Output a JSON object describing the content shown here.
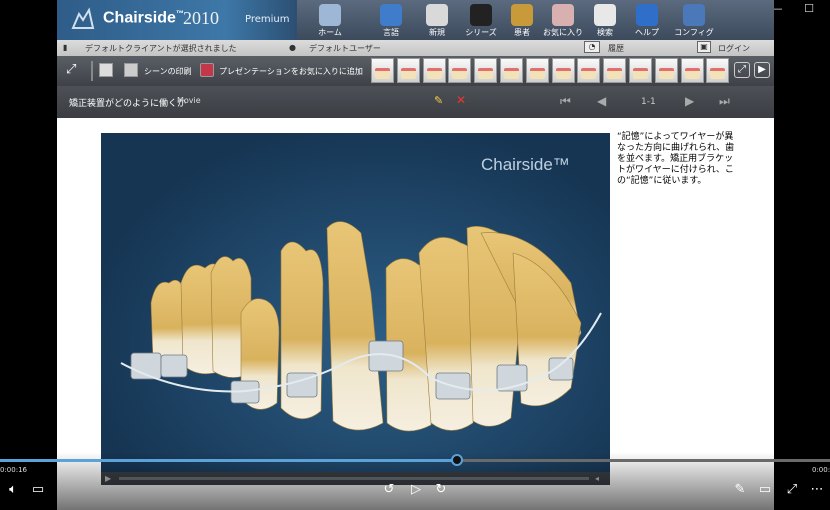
{
  "app": {
    "brand_name": "Chairside",
    "brand_tm": "™",
    "brand_year": "2010",
    "edition": "Premium"
  },
  "topnav": [
    {
      "label": "ホーム",
      "icon": "dental-chair-icon",
      "color": "#9fb7d6"
    },
    {
      "label": "言語",
      "icon": "language-icon",
      "color": "#3f7cc9"
    },
    {
      "label": "新規",
      "icon": "new-icon",
      "color": "#d9d9d9"
    },
    {
      "label": "シリーズ",
      "icon": "clapperboard-icon",
      "color": "#222222"
    },
    {
      "label": "患者",
      "icon": "patient-icon",
      "color": "#c89a3a"
    },
    {
      "label": "お気に入り",
      "icon": "favorites-icon",
      "color": "#d8b0b0"
    },
    {
      "label": "検索",
      "icon": "search-teeth-icon",
      "color": "#e8e8e8"
    },
    {
      "label": "ヘルプ",
      "icon": "help-icon",
      "color": "#2f6fc9"
    },
    {
      "label": "コンフィグ",
      "icon": "config-gear-icon",
      "color": "#4a78b8"
    }
  ],
  "userbar": {
    "client_status": "デフォルトクライアントが選択されました",
    "user": "デフォルトユーザー",
    "history": "履歴",
    "login": "ログイン"
  },
  "toolbar": {
    "print_label": "シーンの印刷",
    "favorite_label": "プレゼンテーションをお気に入りに追加"
  },
  "titlebar": {
    "title": "矯正装置がどのように働くか",
    "kind": "Movie",
    "page": "1-1"
  },
  "video": {
    "watermark": "Chairside™"
  },
  "description": "“記憶”によってワイヤーが異なった方向に曲げれられ、歯を並べます。矯正用ブラケットがワイヤーに付けられ、この“記憶”に従います。",
  "player": {
    "time_elapsed": "0:00:16",
    "time_remaining": "0:00:14",
    "progress": 0.55
  }
}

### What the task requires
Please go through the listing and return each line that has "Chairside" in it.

### Response to this task
    "brand_name": "Chairside",
    "watermark": "Chairside™"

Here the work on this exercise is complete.